Adsit v Wal-Mart Stores, Inc.
2010 NY Slip Op 08812 [79 AD3d 1168]
December 2, 2010
Appellate Division, Third Department
Published by New York State Law Reporting Bureau pursuant to Judiciary Law § 431.
As corrected through Wednesday, February 16, 2011

Grace Adsit, Appellant, v Wal-Mart Stores, Inc., Respondent.

[*1] Cynthia Feathers, Saratoga Springs, for appellant.

O'Connor, O'Connor, Bresee & First, P.C., Albany (Michael P. Cavanagh of counsel), for respondent.

Mercure, J.P. Appeal from an order of the Supreme Court (Dowd, J.), entered October 2, 2008 in Chenango County, which granted defendant's motion to enforce a settlement agreement between the parties.

Plaintiff commenced this personal injury action against defendant after she was injured by a metal rod or shelving unit that was allegedly left by defendant's employee in a shopping cart. Plaintiff indicates that she was struck in the spine by the rod, suffered a contusion to her back, now has reflex sympathetic dystrophy and requires the use of a wheelchair. Prior to the commencement of trial, the parties engaged in mediation, during which plaintiff was represented by counsel, and agreed that all of plaintiff's claims would be settled for $240,000. Thereafter, plaintiff informed counsel that she no longer wished to accept the settlement, claiming that she was not of clear mind during the mediation and did not understand the terms at the time she signed the settlement agreement. Specifically, plaintiff stated that she believed that she would receive $240,000 a year for life, rather than a single payment of $240,000. Following a hearing, Supreme Court granted defendant's subsequent motion seeking enforcement of the settlement agreement. The court directed plaintiff to execute a general release and to instruct her counsel to execute a stipulation of discontinuance. Plaintiff appeals, and we now affirm.

Stipulations of settlement are favored as a public policy matter and are "generally [*2]binding on parties that have legal capacity to negotiate, do in fact freely negotiate their agreement and either reduce their stipulation to a properly subscribed writing or enter the stipulation orally on the record in open court" (McCoy v Feinman, 99 NY2d 295, 302 [2002]; see CPLR 2104). Indeed, it is well settled that "[o]nly where there is cause sufficient to invalidate a contract, such as fraud, collusion, mistake or accident, will a party be relieved from the consequences of a stipulation made during litigation" (Hallock v State of New York, 64 NY2d 224, 230 [1984]; see McCoy v Feinman, 99 NY2d at 302). Here, plaintiff asserts that she lacked the requisite mental capacity to enter into the settlement agreement. We note that the burden of proving incompetence rests upon the party asserting incapacity to enter into an agreement (see Sears v First Pioneer Farm Credit, ACA, 46 AD3d 1282, 1284 [2007]). Thus, to prevail, plaintiff was required to establish that her "mind was so affected as to render [her] wholly and absolutely incompetent to comprehend and understand the nature of the transaction and, further, that such incompetency/incapacity existed when [she] executed the" settlement agreement (id. at 1284-1285 [internal quotation marks and citation omitted]; see Lansco Corp. v NY Brauser Realty Corp., 63 AD3d 513, 514-515 [2009]; Bell v White, 55 AD3d 1211, 1214 [2008]).

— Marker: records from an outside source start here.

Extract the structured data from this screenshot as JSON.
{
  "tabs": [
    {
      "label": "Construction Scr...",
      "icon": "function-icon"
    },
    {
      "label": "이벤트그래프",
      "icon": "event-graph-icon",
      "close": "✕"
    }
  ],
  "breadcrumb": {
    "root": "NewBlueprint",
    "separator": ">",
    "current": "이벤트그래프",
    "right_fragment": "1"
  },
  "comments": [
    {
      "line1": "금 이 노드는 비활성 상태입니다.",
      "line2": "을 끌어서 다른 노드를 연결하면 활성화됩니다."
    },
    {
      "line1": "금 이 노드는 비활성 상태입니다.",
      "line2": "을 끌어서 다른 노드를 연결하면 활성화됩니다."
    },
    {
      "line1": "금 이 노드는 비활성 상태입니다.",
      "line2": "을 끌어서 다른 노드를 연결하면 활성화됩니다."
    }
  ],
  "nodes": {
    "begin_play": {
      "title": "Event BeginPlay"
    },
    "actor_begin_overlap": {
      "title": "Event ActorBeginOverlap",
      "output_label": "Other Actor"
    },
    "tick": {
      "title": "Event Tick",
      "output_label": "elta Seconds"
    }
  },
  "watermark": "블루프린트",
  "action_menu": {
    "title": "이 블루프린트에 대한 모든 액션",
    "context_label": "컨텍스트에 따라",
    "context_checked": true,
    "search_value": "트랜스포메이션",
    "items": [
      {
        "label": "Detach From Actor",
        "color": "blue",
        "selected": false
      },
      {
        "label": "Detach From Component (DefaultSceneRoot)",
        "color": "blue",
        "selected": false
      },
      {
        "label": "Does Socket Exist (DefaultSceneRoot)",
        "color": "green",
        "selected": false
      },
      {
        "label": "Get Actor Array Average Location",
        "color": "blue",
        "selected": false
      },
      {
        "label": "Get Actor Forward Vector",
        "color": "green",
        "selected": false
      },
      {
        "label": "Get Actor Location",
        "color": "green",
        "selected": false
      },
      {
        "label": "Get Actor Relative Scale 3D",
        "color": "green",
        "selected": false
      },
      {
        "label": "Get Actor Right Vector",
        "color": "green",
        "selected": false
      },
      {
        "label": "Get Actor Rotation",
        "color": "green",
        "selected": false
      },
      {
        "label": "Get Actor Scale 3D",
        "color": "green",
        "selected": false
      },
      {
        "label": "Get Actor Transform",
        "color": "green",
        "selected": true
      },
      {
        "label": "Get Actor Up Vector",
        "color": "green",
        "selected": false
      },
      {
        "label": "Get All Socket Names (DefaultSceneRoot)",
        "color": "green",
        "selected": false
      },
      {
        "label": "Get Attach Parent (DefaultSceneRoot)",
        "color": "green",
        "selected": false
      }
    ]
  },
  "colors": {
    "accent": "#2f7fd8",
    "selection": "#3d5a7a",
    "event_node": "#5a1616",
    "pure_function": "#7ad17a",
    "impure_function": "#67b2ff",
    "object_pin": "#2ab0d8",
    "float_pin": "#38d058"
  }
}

At the hearing on this matter, plaintiff and her companion, Leonard Pardo, testified that she became light-headed, weak and confused during the five-hour settlement negotiations due to the failure of the batteries in the pump for her oxygen tank, lack of a lunch break, poor sleep the night before and her heavy medication regimen. Plaintiff further testified that she had no memory of signing the settlement agreement, and presented letters from two physicians indicating that her medications could cause disorientation and confusion. Plaintiff and Pardo admitted, however, that they did not alert anyone of their concerns regarding plaintiff's mental state or her ability to understand the settlement (see generally Ortelere v Teachers' Retirement Bd. of City of N.Y., 25 NY2d 196, 205 [1969]). Moreover, defendant presented the testimony of plaintiff's counsel and an affidavit from the mediator indicating that plaintiff appeared lucid and clear-minded throughout the mediation, actively participated in numerous settlement discussions and appeared to understand the nature and consequences of the settlement. According deference to Supreme Court's credibility determinations, we conclude that the court properly determined that plaintiff failed to meet her burden of demonstrating that the settlement agreement was invalid (see Lansco Corp. v NY Brauser Realty Corp., 63 AD3d at 514-515; Bell v White, 55 AD3d at 1214; Sears v First Pioneer Farm Credit, ACA, 46 AD3d at 1285).

Peters, Rose, Malone Jr. and Egan Jr., JJ., concur. Ordered that the order is affirmed, with costs.